Serious, career-threatening injuries are relatively rare throughout a season at a club, fortunately, but statistics are of no comfort to the individual concerned.
In recent months we have seen some big names who have dominated the headlines as a result of an injury which necessitated hospitalisation and, subsequently, surgery with all the complications and doubts that go with it for a player.
The most recent case is Liverpoolâ€™s defender Virgil van Dijk, who suffered a serious knee ligament injury following a horror tackle with Jordan Pickford in the Merseyside derby which required surgery with no time limit on how long he will be out for.
Last season Tottenham goalkeeper Hugo Lloris not only dropped a cross early in the game against Brighton last season – which led to the Seagulls opening goal – but after landing awkwardly, the Frenchman dislocated his elbow and was expected to be out at least until the New Year, with Spurs almost immediately recruiting a replacement.
We can recall over the years serious long-term knee injuries to Alan Shearer, Michael Owen and Paul Gascoigne, more recently Alex Oxlade-Chamberlain and a serious ankle injury to Arsenalâ€™s Danny Welbeck. Everton’s Andre Gomes also suffered a horror ankle break in recent memory. There are probably many more who suffered similar injuries with less publicity, but who will no doubt also have feared: â€œIs this the end of my career?”
Injury is no respecter of position or seniority and is just as likely on the youth team pitch on a Saturday morning as on Sky Sports on Sunday afternoon.
The media reaction to such injuries is one of blazing headlines such as ‘Player shatters leg, could be out for a year’ or ‘May not play again this season’ followed by an in-depth article a few days later analysing the percentage chances for and against full recovery – not the sort of stories the player wants to be read whilst lying in hospital with his leg in plaster, feeling low enough already.
The initial emotive reaction from teammates and staff of support and comment are a great help to players in this position and cannot be overstated.
But life goes on and the club and players are in the business of playing football matches, fielding teams and training. It is left very much to the club doctor and medical staff to get on with the nuts and bolts of helping the player through the next few months of the often boring and dreary grind of recovery and rehabilitation, with the inevitable reviews with the consultants; X-Rays, tests, even further surgery plus possible setbacks.
This is the time when the player is a patient and not an injured footballer.
The physiotherapist’s role at this time is to work closely with the manager and other staff on an agreed plan -always subject to the medical aims and controls.
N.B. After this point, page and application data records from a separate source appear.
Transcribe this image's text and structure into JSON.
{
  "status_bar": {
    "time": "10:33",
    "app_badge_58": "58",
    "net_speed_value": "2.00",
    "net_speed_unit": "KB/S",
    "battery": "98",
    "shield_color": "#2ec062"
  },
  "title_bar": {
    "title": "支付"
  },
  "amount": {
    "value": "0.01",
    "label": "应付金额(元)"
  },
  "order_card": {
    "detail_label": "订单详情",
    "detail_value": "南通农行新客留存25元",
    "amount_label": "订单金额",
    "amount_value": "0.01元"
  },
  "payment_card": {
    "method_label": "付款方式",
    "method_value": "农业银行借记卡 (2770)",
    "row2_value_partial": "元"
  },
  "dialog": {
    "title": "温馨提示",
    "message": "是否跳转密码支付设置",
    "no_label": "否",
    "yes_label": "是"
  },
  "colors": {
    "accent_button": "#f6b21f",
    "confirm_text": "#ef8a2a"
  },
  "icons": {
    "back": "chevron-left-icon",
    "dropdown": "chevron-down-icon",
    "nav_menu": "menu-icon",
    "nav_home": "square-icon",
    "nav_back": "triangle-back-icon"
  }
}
There is a lot of waiting time following surgery or time in plaster, and strict academic treatment is not indicated. Not much changes day to day, and progress can only be measured in weeks.
Being philosophical is not a strong point with most players so they need a lot of support and encouragement, to take a positive long view and not to listen to too many ‘experts’.
The physio has his priorities in place – the demands of seeing to the current crop of running repairs, travelling with the team and other duties which means that the long-term injured player has a lot of time on his own getting on with ‘body work’, etcetera, on his own in the gym.
Most managers and coaches are good at keeping a player involved by having him travel with the team, taking part in club activities, social or otherwise
Itâ€™s not always possible, but if not, it is good to devise a plan to fill the waiting time. For example, a few days at home for a young trainee with his mum and dad – he may normally be far from home in digs.
A week in the sun is always acceptable, with a complete break from the rehabilitation regime!
Players are all very different, they do not come made to measure but off the peg with different reactions to dramatic events in their lives that you find in any patient.
It is important to have a chat with them quietly sometimes away from the dressing room banter. A club psychologist and chaplains are invaluable at times like this to some players who want to talk out their fears with someone divorced from the mainstream of club life.
Over the weeks of recovery, the emphasis swings from the treatment of disability (hospital and treatment room) to the assessment of capability (track and gymnasium) with little punctuations along the way… such as the first day off crutches, first swim and first easy jogging session
Add to this little sweeteners and targets like: â€œGet your boots cleaned, we will take a ball out on the pitch next Monday.”
It is hard work for everyone, long, slow and tedious and not always immediately rewarding.
It may take longer than was first forecast, and each progressive step may not go quite like clockwork… but keep going and you get there.